Conclusion: Students will love reading in their kelp forest now that they can describe a Californian sea otter habitat.
Supporting All Learners
This project aids students in meeting national standards in several curriculum areas.
Reading Language Arts
International Reading Association (IRA) and the National Council of Teachers of English (NCTE)
- Students participate as knowledgeable, reflective, creative, and critical members of a variety of literacy communities.
- Students use spoken, written, and visual language for learning, persuasion, and exchange of information.
- Students conduct research by gathering, evaluating, and synthesizing data from a variety of sources, and then communicate their discoveries to different audiences for a variety of purposes.
- Students use a variety of technological and informational resources (i.e. libraries, databases, computer networks, video) to gather and communicate knowledge.
- Students apply a wide range of strategies to comprehend, interpret, evaluate, and appreciate texts.
- Students conduct research on issues and interests by generating ideas and questions, and by posing problems.
National Research Council of the National Academy of Science
Science as Inquiry:
- Understanding of the nature of scientific knowledge
- Understanding of the nature of scientific inquiry
- Understanding of the scientific enterprise
- Abilities necessary to do scientific inquiry
- The characteristics of organisms
- Life cycles of organisms
- Organisms and environments
- Structure and function in living systems
- Regulation and behavior
- Populations and ecosystems
- Diversity and adaptations of organisms
Science in Personal and Social Perspectives:
- Characteristics and changes in populations
- Changes in environments
- Science and technology in local challenges
- Populations, resources, and environments
- Natural hazards
- Risks and benefits
National Council for the Social Studies (NCSS)
- Global Connections (Students study global connections and interdependence)
- Science, Technology, and Society (The study of relationships among science, technology, and society)
- People, Places, and Environment (The study of people, places, and environments)
- Ideals, Principles, and Practices (The study of the ideals, principles, and practices of citizenship in a democratic republic)
Technology Foundation Standards for Students:
- Use technology tools to enhance learning, increase productivity, and promote creativity
- Use technology tools to collaborate, publish, and interact with peers, experts, and other audiences
- Use a variety of media and formats to communicate information and ideas effectively to multiple audiences
- Use technology to locate, evaluate, and collect information from a variety of sources
- Use technology tools to process data and report results
Use the writing rubric as a way to assess your students' writing skills.
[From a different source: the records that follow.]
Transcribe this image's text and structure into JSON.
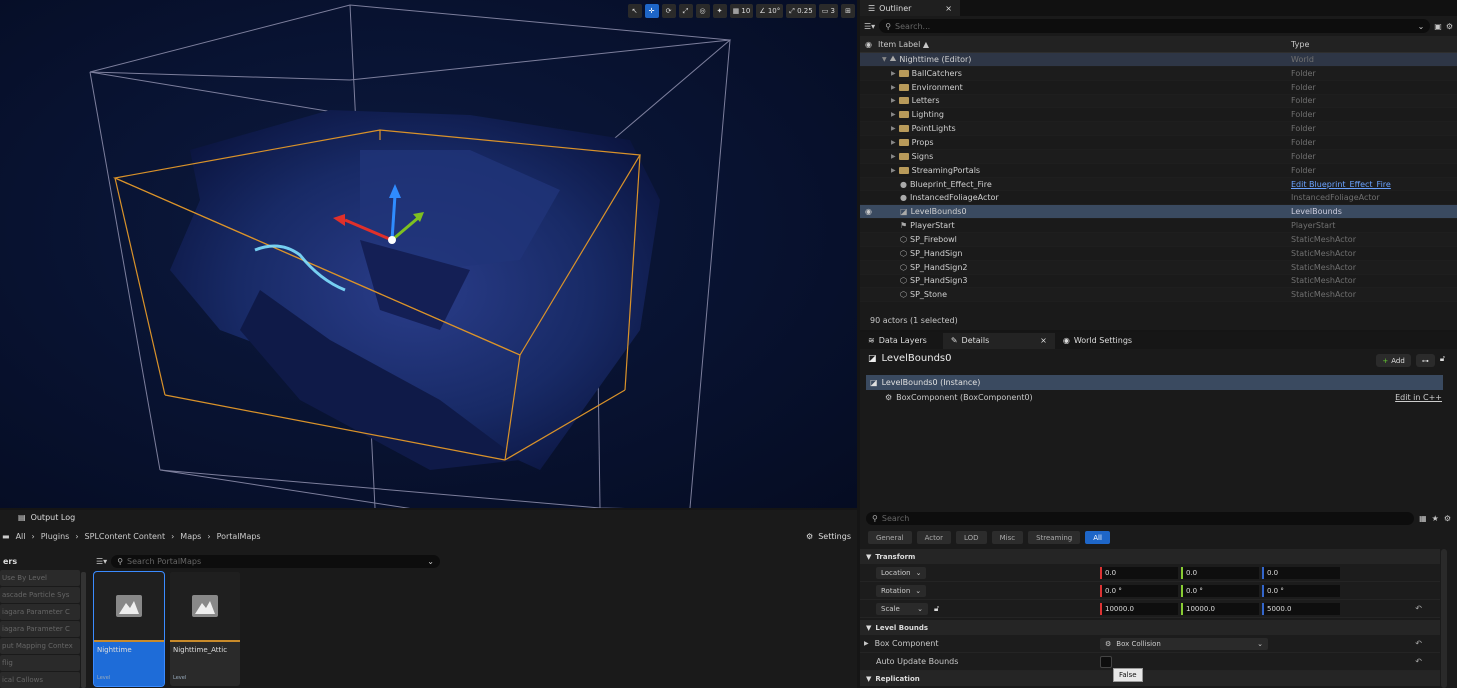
{
  "viewport": {
    "toolbar": {
      "grid": "10",
      "angle": "10°",
      "scale": "0.25",
      "camera": "3"
    }
  },
  "outliner": {
    "tab_label": "Outliner",
    "search_placeholder": "Search...",
    "col_label": "Item Label ▲",
    "col_type": "Type",
    "rows": [
      {
        "label": "Nighttime (Editor)",
        "type": "World"
      },
      {
        "label": "BallCatchers",
        "type": "Folder"
      },
      {
        "label": "Environment",
        "type": "Folder"
      },
      {
        "label": "Letters",
        "type": "Folder"
      },
      {
        "label": "Lighting",
        "type": "Folder"
      },
      {
        "label": "PointLights",
        "type": "Folder"
      },
      {
        "label": "Props",
        "type": "Folder"
      },
      {
        "label": "Signs",
        "type": "Folder"
      },
      {
        "label": "StreamingPortals",
        "type": "Folder"
      },
      {
        "label": "Blueprint_Effect_Fire",
        "type": "Edit Blueprint_Effect_Fire"
      },
      {
        "label": "InstancedFoliageActor",
        "type": "InstancedFoliageActor"
      },
      {
        "label": "LevelBounds0",
        "type": "LevelBounds"
      },
      {
        "label": "PlayerStart",
        "type": "PlayerStart"
      },
      {
        "label": "SP_Firebowl",
        "type": "StaticMeshActor"
      },
      {
        "label": "SP_HandSign",
        "type": "StaticMeshActor"
      },
      {
        "label": "SP_HandSign2",
        "type": "StaticMeshActor"
      },
      {
        "label": "SP_HandSign3",
        "type": "StaticMeshActor"
      },
      {
        "label": "SP_Stone",
        "type": "StaticMeshActor"
      }
    ],
    "status": "90 actors (1 selected)"
  },
  "details": {
    "tabs": [
      "Data Layers",
      "Details",
      "World Settings"
    ],
    "title": "LevelBounds0",
    "add_label": "Add",
    "instance_label": "LevelBounds0 (Instance)",
    "component_label": "BoxComponent (BoxComponent0)",
    "edit_cpp": "Edit in C++",
    "search_placeholder": "Search",
    "filters": [
      "General",
      "Actor",
      "LOD",
      "Misc",
      "Streaming",
      "All"
    ],
    "transform_section": "Transform",
    "location_label": "Location",
    "location": [
      "0.0",
      "0.0",
      "0.0"
    ],
    "rotation_label": "Rotation",
    "rotation": [
      "0.0 °",
      "0.0 °",
      "0.0 °"
    ],
    "scale_label": "Scale",
    "scale": [
      "10000.0",
      "10000.0",
      "5000.0"
    ],
    "levelbounds_section": "Level Bounds",
    "box_component_label": "Box Component",
    "box_component_value": "Box Collision",
    "auto_update_label": "Auto Update Bounds",
    "tooltip": "False",
    "replication_section": "Replication"
  },
  "browser": {
    "output_log": "Output Log",
    "breadcrumb": [
      "All",
      "Plugins",
      "SPLContent Content",
      "Maps",
      "PortalMaps"
    ],
    "settings": "Settings",
    "filters_title": "ers",
    "search_placeholder": "Search PortalMaps",
    "side_items": [
      "Use By Level",
      "ascade Particle Sys",
      "iagara Parameter C",
      "iagara Parameter C",
      "put Mapping Contex",
      "flig",
      "ical Callows"
    ],
    "assets": [
      {
        "name": "Nighttime",
        "type": "Level"
      },
      {
        "name": "Nighttime_Attic",
        "type": "Level"
      }
    ]
  }
}
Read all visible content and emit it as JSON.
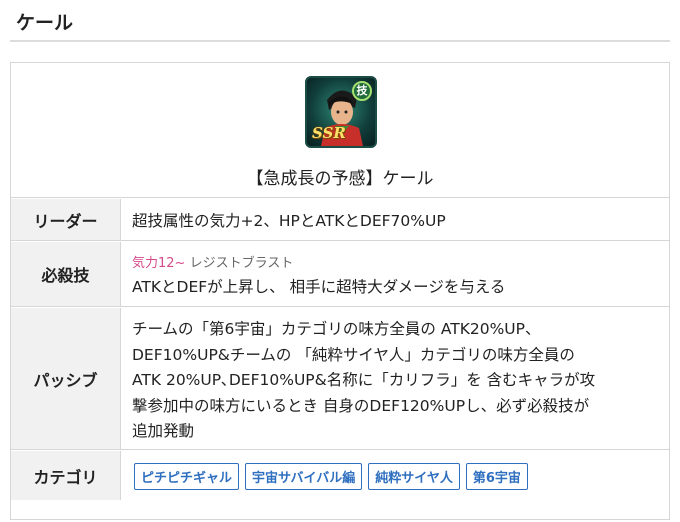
{
  "page": {
    "heading": "ケール"
  },
  "card": {
    "name": "【急成長の予感】ケール",
    "icon": {
      "type_badge": "技",
      "rarity": "SSR",
      "element_color": "#2f8a77"
    },
    "rows": {
      "leader": {
        "label": "リーダー",
        "value": "超技属性の気力+2、HPとATKとDEF70%UP"
      },
      "special": {
        "label": "必殺技",
        "ki_cost": "気力12~",
        "name": "レジストブラスト",
        "value": "ATKとDEFが上昇し、 相手に超特大ダメージを与える"
      },
      "passive": {
        "label": "パッシブ",
        "lines": [
          "チームの「第6宇宙」カテゴリの味方全員の ATK20%UP、",
          "DEF10%UP&チームの 「純粋サイヤ人」カテゴリの味方全員の",
          "ATK 20%UP､DEF10%UP&名称に「カリフラ」を 含むキャラが攻",
          "撃参加中の味方にいるとき 自身のDEF120%UPし、必ず必殺技が",
          "追加発動"
        ]
      },
      "category": {
        "label": "カテゴリ",
        "tags": [
          "ピチピチギャル",
          "宇宙サバイバル編",
          "純粋サイヤ人",
          "第6宇宙"
        ]
      }
    }
  },
  "colors": {
    "tag_blue": "#2f6fc0",
    "ki_pink": "#d44b8a",
    "label_bg": "#f1f1f1"
  }
}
This rubric can also serve as a model for a modified version that might include your state's writing standards.